Elpidio Rivera Quirino (November 16, 1890 – February 29, 1956) was a Filipino politician, and the sixth President of the Philippines.
A lawyer by profession, Quirino entered politics when he became a representative of Ilocos Sur from 1919 to 1925. He was then elected as senator from 1925–1931. In 1934, he became a member of the Philippine independence commission that was sent to Washington, D.C., which secured the passage of Tydings-McDuffie Act to American Congress. In 1935, he was also elected to become member of the convention that will write the draft of then 1935 constitution for the newly-established Commonwealth. At the new government, he served as secretary of the interior and finance under Manuel Quezon's cabinet.
After the war, Quirino was elected vice-president in 1946 election, consequently the second and last for the Commonwealth and first for the third republic. After the death of the incumbent president Manuel Roxas in 1948, he succeeded the presidency.
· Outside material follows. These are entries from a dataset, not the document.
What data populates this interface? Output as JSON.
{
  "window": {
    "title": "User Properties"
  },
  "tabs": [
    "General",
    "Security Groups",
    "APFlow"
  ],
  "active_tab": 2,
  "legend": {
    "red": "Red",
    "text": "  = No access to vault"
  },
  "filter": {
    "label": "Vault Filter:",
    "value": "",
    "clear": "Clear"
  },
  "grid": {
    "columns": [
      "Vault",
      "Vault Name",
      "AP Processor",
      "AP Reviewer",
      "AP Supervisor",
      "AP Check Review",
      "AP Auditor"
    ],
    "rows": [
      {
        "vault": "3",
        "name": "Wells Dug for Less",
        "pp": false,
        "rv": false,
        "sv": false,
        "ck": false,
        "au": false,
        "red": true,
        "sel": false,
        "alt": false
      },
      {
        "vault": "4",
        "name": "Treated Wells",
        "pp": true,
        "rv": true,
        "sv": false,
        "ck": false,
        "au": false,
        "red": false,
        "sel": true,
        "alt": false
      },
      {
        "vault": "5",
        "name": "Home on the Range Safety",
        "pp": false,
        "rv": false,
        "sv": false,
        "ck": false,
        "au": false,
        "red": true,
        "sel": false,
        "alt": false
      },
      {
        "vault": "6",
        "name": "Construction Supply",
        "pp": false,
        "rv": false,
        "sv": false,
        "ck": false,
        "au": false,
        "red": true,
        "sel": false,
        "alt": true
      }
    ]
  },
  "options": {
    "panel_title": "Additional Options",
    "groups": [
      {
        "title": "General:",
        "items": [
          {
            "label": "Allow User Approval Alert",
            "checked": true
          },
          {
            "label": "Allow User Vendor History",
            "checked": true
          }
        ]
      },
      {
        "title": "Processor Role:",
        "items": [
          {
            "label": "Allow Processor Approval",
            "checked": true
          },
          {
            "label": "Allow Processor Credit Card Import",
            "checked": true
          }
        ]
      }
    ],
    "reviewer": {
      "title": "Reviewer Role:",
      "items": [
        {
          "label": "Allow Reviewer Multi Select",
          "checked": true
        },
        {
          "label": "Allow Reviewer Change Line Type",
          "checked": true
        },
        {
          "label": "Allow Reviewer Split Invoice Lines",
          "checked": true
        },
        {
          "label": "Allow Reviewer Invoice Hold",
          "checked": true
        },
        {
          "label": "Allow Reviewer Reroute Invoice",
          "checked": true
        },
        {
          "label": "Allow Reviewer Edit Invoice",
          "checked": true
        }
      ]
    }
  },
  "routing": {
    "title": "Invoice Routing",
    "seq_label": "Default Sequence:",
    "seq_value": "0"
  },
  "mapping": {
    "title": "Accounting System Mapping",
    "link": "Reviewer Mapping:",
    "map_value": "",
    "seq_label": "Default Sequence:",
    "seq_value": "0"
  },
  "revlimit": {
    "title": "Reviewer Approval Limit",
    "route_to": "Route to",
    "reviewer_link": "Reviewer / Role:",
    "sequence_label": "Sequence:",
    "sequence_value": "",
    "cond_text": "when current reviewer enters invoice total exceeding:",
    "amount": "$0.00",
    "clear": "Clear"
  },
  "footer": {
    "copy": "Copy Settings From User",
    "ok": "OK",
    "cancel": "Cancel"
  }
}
In what was claimed to be a dishonest and fraudulent 1949 presidential election, he won the president's office under Liberal Party ticket, defeating Nacionalista vie and former president José P. Laurel as well as fellow Liberalista and former Senate President José Avelino.